__Data records for software interfaces__.
= = = =

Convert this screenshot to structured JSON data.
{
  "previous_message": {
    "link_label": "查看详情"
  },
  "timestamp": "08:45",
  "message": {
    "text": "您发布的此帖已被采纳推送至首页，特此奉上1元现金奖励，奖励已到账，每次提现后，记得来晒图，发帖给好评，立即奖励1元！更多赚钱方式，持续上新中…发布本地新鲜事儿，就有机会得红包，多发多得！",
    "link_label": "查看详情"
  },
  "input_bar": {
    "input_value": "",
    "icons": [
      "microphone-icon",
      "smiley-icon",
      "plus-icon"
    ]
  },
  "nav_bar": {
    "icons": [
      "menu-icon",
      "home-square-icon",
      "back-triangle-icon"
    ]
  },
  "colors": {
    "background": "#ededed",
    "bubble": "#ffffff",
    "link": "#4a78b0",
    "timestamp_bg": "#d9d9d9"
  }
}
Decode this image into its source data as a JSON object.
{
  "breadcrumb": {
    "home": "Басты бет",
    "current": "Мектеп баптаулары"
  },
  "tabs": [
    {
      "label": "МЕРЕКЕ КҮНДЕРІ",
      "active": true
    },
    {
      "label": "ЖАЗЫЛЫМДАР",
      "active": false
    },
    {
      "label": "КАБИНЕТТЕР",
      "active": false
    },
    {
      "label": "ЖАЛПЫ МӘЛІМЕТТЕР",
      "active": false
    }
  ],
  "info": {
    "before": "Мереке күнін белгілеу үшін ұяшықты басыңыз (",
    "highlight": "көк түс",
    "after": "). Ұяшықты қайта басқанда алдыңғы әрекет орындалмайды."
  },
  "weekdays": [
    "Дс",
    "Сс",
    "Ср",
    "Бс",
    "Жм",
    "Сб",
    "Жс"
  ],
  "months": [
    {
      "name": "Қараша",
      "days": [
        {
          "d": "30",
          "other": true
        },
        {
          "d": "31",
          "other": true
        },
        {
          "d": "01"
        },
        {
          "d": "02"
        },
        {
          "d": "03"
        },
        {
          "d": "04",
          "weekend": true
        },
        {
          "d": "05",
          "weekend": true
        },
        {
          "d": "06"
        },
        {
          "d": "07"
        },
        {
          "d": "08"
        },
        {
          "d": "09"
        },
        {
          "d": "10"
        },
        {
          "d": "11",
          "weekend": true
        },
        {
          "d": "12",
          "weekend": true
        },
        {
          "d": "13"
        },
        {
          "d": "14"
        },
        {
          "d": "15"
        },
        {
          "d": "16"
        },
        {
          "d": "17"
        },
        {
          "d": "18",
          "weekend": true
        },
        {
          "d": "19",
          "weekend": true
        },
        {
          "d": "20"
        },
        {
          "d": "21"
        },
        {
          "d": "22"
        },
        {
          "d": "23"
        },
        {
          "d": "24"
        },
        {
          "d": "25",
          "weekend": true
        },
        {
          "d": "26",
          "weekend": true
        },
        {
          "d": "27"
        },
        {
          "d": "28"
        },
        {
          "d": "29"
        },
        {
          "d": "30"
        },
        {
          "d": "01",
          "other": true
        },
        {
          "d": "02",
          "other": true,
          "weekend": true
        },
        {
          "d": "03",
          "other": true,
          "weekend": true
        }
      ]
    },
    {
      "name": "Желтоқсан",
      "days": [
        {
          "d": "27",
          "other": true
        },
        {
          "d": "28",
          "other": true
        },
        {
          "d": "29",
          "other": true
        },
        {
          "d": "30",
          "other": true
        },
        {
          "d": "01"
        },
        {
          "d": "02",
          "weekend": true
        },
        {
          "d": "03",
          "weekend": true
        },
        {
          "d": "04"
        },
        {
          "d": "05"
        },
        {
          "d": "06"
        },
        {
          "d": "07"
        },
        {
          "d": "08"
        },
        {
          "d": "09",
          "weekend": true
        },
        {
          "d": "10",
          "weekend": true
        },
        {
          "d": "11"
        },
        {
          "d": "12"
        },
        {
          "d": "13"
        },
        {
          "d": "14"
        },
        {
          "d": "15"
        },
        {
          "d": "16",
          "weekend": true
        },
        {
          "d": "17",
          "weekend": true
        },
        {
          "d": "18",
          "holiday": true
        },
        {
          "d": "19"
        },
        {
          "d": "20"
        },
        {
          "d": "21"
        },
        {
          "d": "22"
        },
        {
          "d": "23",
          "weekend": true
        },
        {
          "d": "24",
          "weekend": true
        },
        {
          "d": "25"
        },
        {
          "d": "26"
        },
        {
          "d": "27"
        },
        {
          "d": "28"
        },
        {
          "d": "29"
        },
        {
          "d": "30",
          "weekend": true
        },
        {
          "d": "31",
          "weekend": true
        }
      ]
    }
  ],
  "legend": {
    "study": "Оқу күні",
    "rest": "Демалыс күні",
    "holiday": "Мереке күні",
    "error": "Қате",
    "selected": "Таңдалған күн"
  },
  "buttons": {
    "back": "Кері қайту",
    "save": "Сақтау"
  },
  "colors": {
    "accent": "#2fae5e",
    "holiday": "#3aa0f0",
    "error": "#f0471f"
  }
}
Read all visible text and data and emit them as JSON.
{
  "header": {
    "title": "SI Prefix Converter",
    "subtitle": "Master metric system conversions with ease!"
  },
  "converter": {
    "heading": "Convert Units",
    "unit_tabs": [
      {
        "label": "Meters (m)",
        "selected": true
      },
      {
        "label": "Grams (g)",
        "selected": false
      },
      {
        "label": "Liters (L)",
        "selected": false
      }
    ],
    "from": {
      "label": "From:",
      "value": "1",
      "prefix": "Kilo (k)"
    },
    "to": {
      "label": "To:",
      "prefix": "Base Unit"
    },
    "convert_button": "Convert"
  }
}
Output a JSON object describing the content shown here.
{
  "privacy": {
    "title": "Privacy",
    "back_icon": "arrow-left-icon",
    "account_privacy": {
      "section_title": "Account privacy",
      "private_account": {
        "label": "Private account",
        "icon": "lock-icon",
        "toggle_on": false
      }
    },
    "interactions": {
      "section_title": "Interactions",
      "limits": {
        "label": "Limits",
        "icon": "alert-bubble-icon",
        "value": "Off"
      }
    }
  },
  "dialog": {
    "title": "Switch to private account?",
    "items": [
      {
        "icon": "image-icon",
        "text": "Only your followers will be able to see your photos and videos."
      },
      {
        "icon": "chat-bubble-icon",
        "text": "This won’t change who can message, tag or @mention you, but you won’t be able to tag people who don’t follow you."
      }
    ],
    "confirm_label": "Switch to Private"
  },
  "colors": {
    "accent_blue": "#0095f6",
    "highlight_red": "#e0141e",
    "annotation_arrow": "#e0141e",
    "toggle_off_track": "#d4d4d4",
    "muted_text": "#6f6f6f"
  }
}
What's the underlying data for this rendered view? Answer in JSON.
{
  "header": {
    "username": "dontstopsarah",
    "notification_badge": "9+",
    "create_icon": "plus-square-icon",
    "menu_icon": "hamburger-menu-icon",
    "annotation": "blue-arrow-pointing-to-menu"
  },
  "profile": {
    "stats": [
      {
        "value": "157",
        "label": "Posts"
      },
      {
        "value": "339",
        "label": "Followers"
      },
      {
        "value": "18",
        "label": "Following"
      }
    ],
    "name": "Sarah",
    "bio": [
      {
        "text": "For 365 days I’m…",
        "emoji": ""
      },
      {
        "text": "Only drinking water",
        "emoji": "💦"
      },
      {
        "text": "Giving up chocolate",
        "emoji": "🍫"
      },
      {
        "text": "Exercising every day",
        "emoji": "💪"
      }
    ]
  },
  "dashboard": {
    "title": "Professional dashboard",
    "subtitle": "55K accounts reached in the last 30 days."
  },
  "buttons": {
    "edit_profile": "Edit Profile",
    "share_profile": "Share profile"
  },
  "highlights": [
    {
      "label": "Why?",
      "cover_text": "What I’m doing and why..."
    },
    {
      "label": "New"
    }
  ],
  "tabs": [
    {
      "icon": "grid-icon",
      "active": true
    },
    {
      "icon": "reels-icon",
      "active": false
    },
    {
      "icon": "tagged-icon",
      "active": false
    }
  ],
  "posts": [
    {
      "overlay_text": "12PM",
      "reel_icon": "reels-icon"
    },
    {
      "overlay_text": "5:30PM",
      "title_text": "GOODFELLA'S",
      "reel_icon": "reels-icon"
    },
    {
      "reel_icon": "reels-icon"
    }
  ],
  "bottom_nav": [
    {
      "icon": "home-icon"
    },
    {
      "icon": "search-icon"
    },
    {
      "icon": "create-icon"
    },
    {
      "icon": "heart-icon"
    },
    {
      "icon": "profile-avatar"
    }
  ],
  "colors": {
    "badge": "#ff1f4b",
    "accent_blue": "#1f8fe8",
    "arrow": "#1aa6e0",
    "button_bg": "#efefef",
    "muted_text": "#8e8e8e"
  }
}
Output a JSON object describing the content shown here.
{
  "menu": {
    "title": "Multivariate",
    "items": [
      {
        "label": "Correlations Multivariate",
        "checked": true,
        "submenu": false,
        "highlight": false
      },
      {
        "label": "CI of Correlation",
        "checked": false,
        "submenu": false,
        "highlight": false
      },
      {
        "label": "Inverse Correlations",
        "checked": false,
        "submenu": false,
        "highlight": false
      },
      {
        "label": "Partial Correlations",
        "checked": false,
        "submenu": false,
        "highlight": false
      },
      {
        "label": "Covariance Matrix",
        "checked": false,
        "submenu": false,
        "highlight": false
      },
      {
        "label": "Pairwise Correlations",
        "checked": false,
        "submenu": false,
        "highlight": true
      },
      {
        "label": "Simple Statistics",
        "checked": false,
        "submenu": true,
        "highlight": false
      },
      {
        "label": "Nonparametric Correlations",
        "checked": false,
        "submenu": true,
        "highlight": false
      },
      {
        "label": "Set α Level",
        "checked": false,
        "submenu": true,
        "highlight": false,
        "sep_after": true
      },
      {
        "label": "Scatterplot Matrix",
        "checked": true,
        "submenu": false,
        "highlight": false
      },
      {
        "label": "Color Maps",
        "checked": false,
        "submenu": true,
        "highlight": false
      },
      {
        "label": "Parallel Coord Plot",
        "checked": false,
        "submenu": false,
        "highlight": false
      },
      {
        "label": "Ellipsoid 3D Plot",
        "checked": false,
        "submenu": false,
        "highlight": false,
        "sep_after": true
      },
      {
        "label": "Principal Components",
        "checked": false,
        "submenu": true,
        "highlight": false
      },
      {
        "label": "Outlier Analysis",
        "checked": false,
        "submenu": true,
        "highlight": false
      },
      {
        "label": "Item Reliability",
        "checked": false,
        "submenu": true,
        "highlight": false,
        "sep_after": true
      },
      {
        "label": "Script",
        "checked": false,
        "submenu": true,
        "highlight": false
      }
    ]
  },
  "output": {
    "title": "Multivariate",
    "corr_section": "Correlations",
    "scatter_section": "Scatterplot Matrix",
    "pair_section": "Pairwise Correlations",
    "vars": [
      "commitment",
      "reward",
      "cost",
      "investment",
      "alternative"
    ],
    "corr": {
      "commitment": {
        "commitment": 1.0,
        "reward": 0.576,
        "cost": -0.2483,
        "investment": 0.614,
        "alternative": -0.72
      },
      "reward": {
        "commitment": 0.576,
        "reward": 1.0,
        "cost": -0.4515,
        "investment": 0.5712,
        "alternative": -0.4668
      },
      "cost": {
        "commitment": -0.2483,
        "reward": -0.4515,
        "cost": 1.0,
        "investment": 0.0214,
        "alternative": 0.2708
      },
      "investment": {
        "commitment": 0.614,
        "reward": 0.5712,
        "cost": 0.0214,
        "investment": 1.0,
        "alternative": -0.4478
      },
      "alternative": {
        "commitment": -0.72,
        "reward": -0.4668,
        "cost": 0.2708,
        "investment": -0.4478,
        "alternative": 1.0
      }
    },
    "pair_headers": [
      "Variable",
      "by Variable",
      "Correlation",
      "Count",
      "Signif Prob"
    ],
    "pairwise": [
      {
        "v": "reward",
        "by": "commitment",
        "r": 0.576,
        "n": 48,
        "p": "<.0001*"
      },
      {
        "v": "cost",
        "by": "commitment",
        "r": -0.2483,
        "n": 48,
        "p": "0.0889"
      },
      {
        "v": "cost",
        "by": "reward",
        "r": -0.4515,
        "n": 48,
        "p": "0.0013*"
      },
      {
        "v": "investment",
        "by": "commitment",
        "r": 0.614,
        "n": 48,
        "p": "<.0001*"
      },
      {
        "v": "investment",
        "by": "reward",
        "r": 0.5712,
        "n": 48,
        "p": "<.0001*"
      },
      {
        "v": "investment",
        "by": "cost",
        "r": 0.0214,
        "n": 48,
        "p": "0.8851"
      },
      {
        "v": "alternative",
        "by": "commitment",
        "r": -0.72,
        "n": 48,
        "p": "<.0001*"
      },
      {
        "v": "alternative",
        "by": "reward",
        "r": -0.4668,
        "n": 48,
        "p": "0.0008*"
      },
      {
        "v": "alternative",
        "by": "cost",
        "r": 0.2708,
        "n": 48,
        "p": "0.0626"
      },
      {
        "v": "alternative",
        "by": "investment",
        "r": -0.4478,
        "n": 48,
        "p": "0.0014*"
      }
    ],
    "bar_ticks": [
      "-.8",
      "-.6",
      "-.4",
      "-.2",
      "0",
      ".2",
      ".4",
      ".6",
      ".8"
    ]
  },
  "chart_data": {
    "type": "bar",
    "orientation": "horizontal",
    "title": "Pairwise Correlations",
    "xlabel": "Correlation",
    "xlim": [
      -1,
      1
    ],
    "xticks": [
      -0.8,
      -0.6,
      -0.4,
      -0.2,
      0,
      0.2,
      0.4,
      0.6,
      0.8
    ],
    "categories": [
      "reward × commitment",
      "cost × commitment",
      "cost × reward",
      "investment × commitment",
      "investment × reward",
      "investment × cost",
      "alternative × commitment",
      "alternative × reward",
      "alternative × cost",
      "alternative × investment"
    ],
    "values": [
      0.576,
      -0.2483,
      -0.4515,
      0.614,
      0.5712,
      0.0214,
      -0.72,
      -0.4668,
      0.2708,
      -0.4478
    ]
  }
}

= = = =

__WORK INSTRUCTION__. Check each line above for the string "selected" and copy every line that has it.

__RESPONSE BOX__.
    "selected": "Таңдалған күн"
        "selected": true
        "selected": false
        "selected": false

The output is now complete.